*About this exercise*
Write the listing below out again in full, dropping its pictures.
━━━━━━━━━━━━━━━━━━━━
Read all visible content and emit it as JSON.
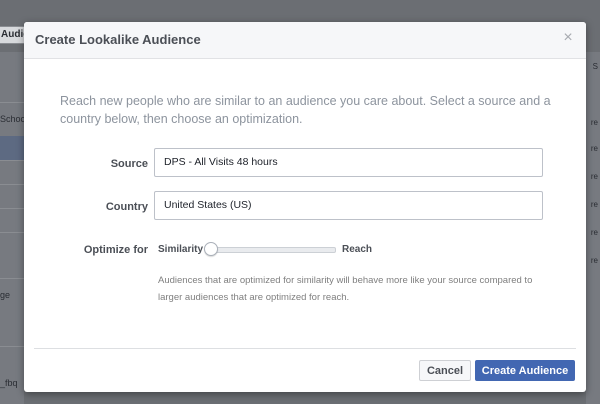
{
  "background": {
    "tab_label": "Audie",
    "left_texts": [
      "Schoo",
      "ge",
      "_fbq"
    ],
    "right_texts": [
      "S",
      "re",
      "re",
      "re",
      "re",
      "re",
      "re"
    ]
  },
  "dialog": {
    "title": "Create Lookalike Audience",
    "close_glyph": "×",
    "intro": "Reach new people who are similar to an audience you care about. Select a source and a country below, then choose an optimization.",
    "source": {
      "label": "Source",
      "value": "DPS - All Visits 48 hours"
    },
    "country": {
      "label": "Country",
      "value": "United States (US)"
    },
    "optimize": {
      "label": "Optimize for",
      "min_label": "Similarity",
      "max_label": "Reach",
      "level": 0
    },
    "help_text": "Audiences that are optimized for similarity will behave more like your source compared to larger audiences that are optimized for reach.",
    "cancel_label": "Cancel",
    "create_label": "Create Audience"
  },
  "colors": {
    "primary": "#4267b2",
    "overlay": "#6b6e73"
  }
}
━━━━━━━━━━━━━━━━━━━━
*Task solution*
Read all visible content and emit it as JSON.
{
  "background": {
    "tab_label": "Audie",
    "left_texts": [
      "Schoo",
      "ge",
      "_fbq"
    ],
    "right_texts": [
      "S",
      "re",
      "re",
      "re",
      "re",
      "re",
      "re"
    ]
  },
  "dialog": {
    "title": "Create Lookalike Audience",
    "close_glyph": "×",
    "intro": "Reach new people who are similar to an audience you care about. Select a source and a country below, then choose an optimization.",
    "source": {
      "label": "Source",
      "value": "DPS - All Visits 48 hours"
    },
    "country": {
      "label": "Country",
      "value": "United States (US)"
    },
    "optimize": {
      "label": "Optimize for",
      "min_label": "Similarity",
      "max_label": "Reach",
      "level": 0
    },
    "help_text": "Audiences that are optimized for similarity will behave more like your source compared to larger audiences that are optimized for reach.",
    "cancel_label": "Cancel",
    "create_label": "Create Audience"
  },
  "colors": {
    "primary": "#4267b2",
    "overlay": "#6b6e73"
  }
}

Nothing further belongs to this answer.